The Complete Works project was initiated by Alexander Waugh, Waugh's grandson, who curates the Evelyn Waugh Archive from his home in Somerset. He is the edition's General Editor, with Professor Martin Stannard (University of Leicester) and Dr Barbara Cooke (Loughborough University) serving as Co-Executive Editors.
More about Worcester College, Oxford
A college within the University of Oxford, Worcester is characterised by diversity, with a vibrant academic community of fellows and lecturers, a lively and varied student body, and a group of dedicated staff, all of whom come from a wide range of backgrounds and experiences.
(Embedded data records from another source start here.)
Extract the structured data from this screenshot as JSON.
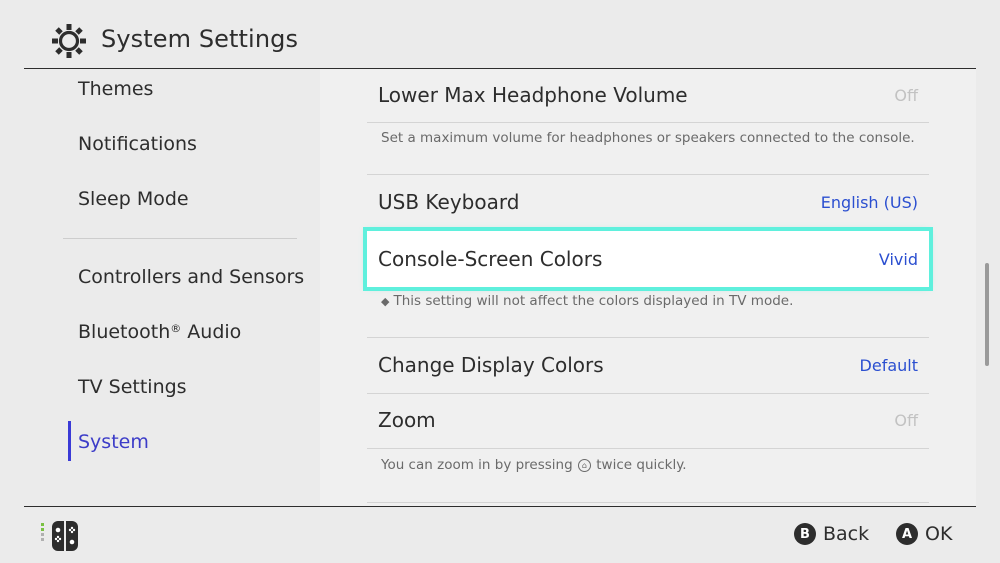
{
  "header": {
    "title": "System Settings",
    "icon": "gear-icon"
  },
  "sidebar": {
    "items": [
      {
        "label": "Themes"
      },
      {
        "label": "Notifications"
      },
      {
        "label": "Sleep Mode"
      },
      {
        "label": "Controllers and Sensors"
      },
      {
        "label_pre": "Bluetooth",
        "label_sup": "®",
        "label_post": " Audio"
      },
      {
        "label": "TV Settings"
      },
      {
        "label": "System",
        "active": true
      }
    ]
  },
  "main": {
    "headphone": {
      "label": "Lower Max Headphone Volume",
      "value": "Off",
      "desc": "Set a maximum volume for headphones or speakers connected to the console."
    },
    "usb_keyboard": {
      "label": "USB Keyboard",
      "value": "English (US)"
    },
    "screen_colors": {
      "label": "Console-Screen Colors",
      "value": "Vivid",
      "desc": "This setting will not affect the colors displayed in TV mode.",
      "bullet": "◆"
    },
    "display_colors": {
      "label": "Change Display Colors",
      "value": "Default"
    },
    "zoom": {
      "label": "Zoom",
      "value": "Off",
      "desc_pre": "You can zoom in by pressing",
      "desc_post": "twice quickly."
    }
  },
  "footer": {
    "back": {
      "key": "B",
      "label": "Back"
    },
    "ok": {
      "key": "A",
      "label": "OK"
    }
  },
  "colors": {
    "accent": "#3c3cc8",
    "highlight": "#5ff0dd",
    "value_blue": "#2b4fd0"
  }
}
Situated in the heart of Oxford, with its many attractions and amenities, the walls of Worcester College enclose 26 acres of beautiful, tranquil gardens. With buildings ranging from medieval cottages to their newest architectural project, the Sultan Nazrin Shah Centre, Worcester boasts a library, chapel and dining hall created by some of Britain’s finest 18th and 19th Century architects.
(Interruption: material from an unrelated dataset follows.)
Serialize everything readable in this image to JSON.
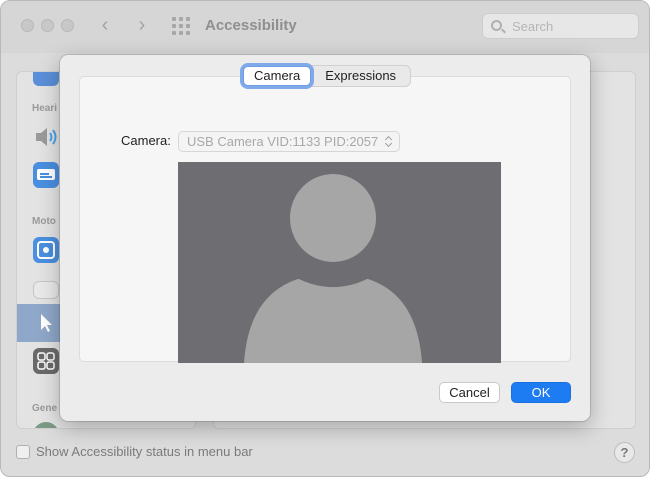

Worcester College is currently hosting the poet and critic, Stephen Romer as the College’s Royal Literary Fund Fellow. The author of several poetry collections, Romer’s fourth collection, Yellow Studio (2008), was shortlisted for the T. S. Eliot Prize, and his fifth, Set Thy Love in Order, was published in 2017. As well as poetry, Stephen has pursued a career as a translator from the French, editing two anthologies, including Faber’s 20th-Century French Poems (2002). More recently he has published French Decadent Tales (OUP, 2013) and a translation of Yves Bonnefoy’s The Arrière-pays (Seagull, 2012). Stephen’s RLF Fellowship runs from October 2017 until June 2019.
More about the Royal Literary Fund
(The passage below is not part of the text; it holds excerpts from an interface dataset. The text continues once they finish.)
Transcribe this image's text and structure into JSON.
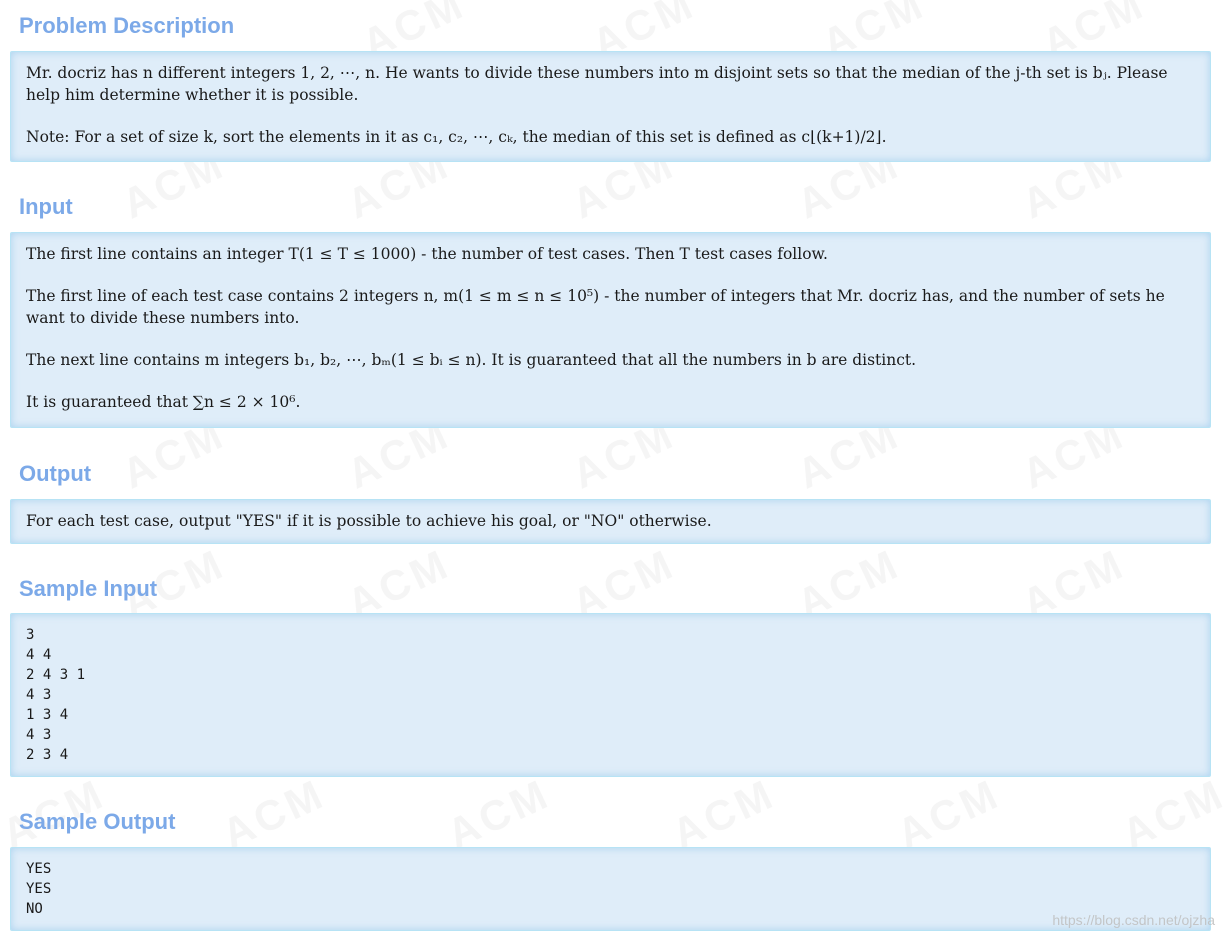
{
  "sections": {
    "problem": {
      "title": "Problem Description",
      "p1": "Mr. docriz has n different integers 1, 2, ⋯, n. He wants to divide these numbers into m disjoint sets so that the median of the j-th set is bⱼ. Please help him determine whether it is possible.",
      "p2": "Note: For a set of size k, sort the elements in it as c₁, c₂, ⋯, cₖ, the median of this set is defined as c⌊(k+1)/2⌋."
    },
    "input": {
      "title": "Input",
      "p1": "The first line contains an integer T(1 ≤ T ≤ 1000) - the number of test cases. Then T test cases follow.",
      "p2": "The first line of each test case contains 2 integers n, m(1 ≤ m ≤ n ≤ 10⁵) - the number of integers that Mr. docriz has, and the number of sets he want to divide these numbers into.",
      "p3": "The next line contains m integers b₁, b₂, ⋯, bₘ(1 ≤ bᵢ ≤ n). It is guaranteed that all the numbers in b are distinct.",
      "p4": "It is guaranteed that ∑n ≤ 2 × 10⁶."
    },
    "output": {
      "title": "Output",
      "p1": "For each test case, output \"YES\" if it is possible to achieve his goal, or \"NO\" otherwise."
    },
    "sample_input": {
      "title": "Sample Input",
      "text": "3\n4 4\n2 4 3 1\n4 3\n1 3 4\n4 3\n2 3 4"
    },
    "sample_output": {
      "title": "Sample Output",
      "text": "YES\nYES\nNO"
    }
  },
  "watermark_text": "ACM",
  "footer": {
    "url": "https://blog.csdn.net/ojzha"
  }
}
The Royal Literary Fund Fellowship scheme was conceived with the intention of placing professional writers in higher education institutions to offer writing support to all students. The principal aim of the Fellow’s work is to foster good writing practice across disciplines and media. Each post is hosted by a particular department, which may be an academic department/faculty (either in Arts or Sciences) or a central department such as learning development.
More about Weston Library, of the Bodleian Libraries
The Weston Library is part of the Bodleian Library, the main research library of the University of Oxford. The mission of the Bodleian Libraries is to provide an excellent service to support the learning, teaching and research objectives of the University of Oxford; and to develop and maintain access to Oxford's unique collections, for the benefit of scholarship and society. The combined collections of the Libraries group number more than 11 million printed items, in addition to 80,000 e-journals and vast quantities of materials in many other formats.
More about Crisis Skylight Oxford
Crisis Skylight Oxford is a charity working to help end homelessness in Oxford. Housed in the same building as The Old Fire Station arts centre, Crisis Skylight is an arts, education, training and employment service for homeless and vulnerably housed adults aged over 16. Arts courses and workshops are available in arts and crafts, drama, dance, music and creative writing, while skills courses include painting, bike maintenance and carpentry. Crisis members can also undertake qualifications in literacy, numeracy, IT and English for Speakers of Other Languages (ESOL) and specialist staff offer one-to-one support including careers advice and preparing for, finding and keeping work.